A cubist rendition of boats in Dunedin’s Deborah Bay was Supreme Winner at the Craigs Investment Partners’ Aspiring Art Prize, crowning another successful fundraising evening for Holy Family Catholic School.
‘Boat Study (View from Deborah Bay)’ by Dunedin artist Philip Maxwell was awarded the $10,000 main prize at the opening night at the school, in front of a 300-strong crowd. The event is now into its 15th year and success secures its future in Wānaka.
124 well-known artists from around New Zealand submitted their works, seeking one of the biggest cash prizes ($16,500 in total) in the country. It raises about $22,000 each year for the school. The People’s Choice award went to Mark Cowden for ‘Diamond in Yellow’ following the exhibition.
The Runner-up award of $2,000 went to Wānaka artist Sophie Melville for her watercolour ‘Winter Shadows over the Lindis Pass’. Best Landscape, with a $2,000 prize, went to Sarah Adam for her oil painting ‘Sundown Evening Gown’. The Best Work Under $1,000 went to Ruth Mitchener for her oil painting ‘Ngā Manu Sanctuary’.
A new category, The Round Corner, showcasing paintings on a 40cm diameter round priced under $1000, was won by Sandy Rodgers for her mixed media painting ‘Loved to Death’.
31 of the works were sold on Friday night, valued at $43,000, with 16 more selling in the days after.
Judges for this year’s Aspiring Art Prize were Robyn Notman, Head Curator of Pictures at the Hocken Collections, and Professor Federico Freschi, Head of College of the College of Art, Design & Architecture at the Otago Polytechnic. They were impressed by the range and variety of works.
A portion of the funds will be set aside to create an Aspiring Art Foundation, to enable opportunities for budding young visual artists at the school to receive extra opportunities.
The event is organised by Holy Family’s Friends of the School (FOTS). Chair Sarah Jamieson said the sell-out opening night gala event and interest showed how far the Art Prize had come in 14 years.

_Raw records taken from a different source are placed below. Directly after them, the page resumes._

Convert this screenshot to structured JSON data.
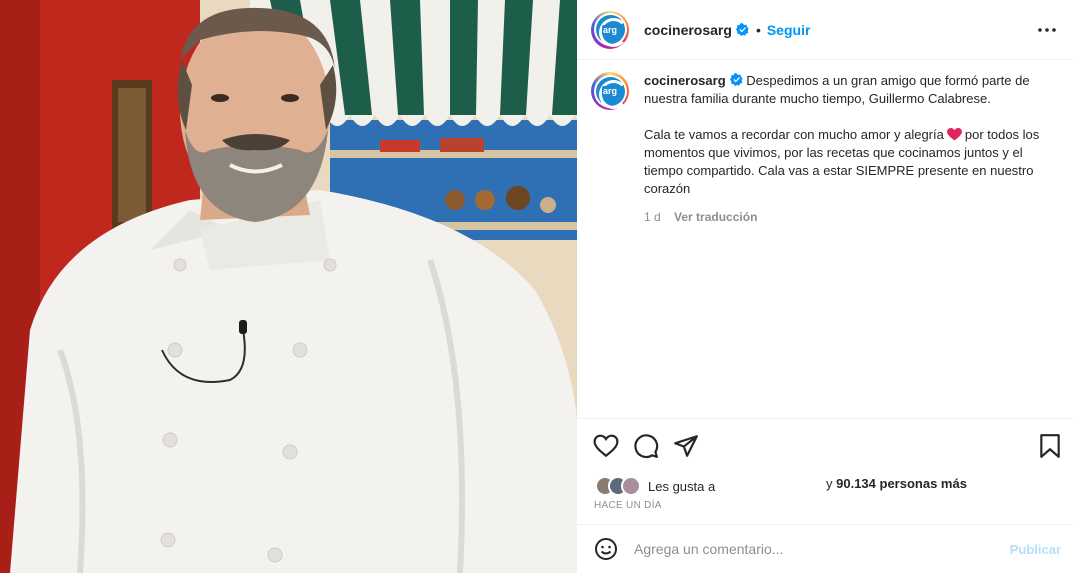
{
  "post": {
    "username": "cocinerosarg",
    "follow_label": "Seguir",
    "avatar_text": "arg",
    "caption": {
      "line1": "Despedimos a un gran amigo que formó parte de nuestra familia durante mucho tiempo, Guillermo Calabrese.",
      "line2a": "Cala te vamos a recordar con mucho amor y alegría",
      "line2b": "por todos los momentos que vivimos, por las recetas que cocinamos juntos y el tiempo compartido. Cala vas a estar SIEMPRE presente en nuestro corazón"
    },
    "time_ago": "1 d",
    "translate_label": "Ver traducción"
  },
  "likes": {
    "prefix": "Les gusta a",
    "count_prefix": "y",
    "count": "90.134 personas más"
  },
  "posted_ago": "HACE UN DÍA",
  "comment": {
    "placeholder": "Agrega un comentario...",
    "publish_label": "Publicar"
  },
  "icons": [
    "verified-badge-icon",
    "more-options-icon",
    "heart-icon",
    "comment-icon",
    "share-icon",
    "bookmark-icon",
    "emoji-icon"
  ],
  "colors": {
    "accent": "#0095f6",
    "publish_disabled": "#b2dffc",
    "muted": "#8e8e8e"
  }
}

“Every year we are blown away by the support that we get,” Jamieson said.
Read edition 1009 of the Wānaka Sun here.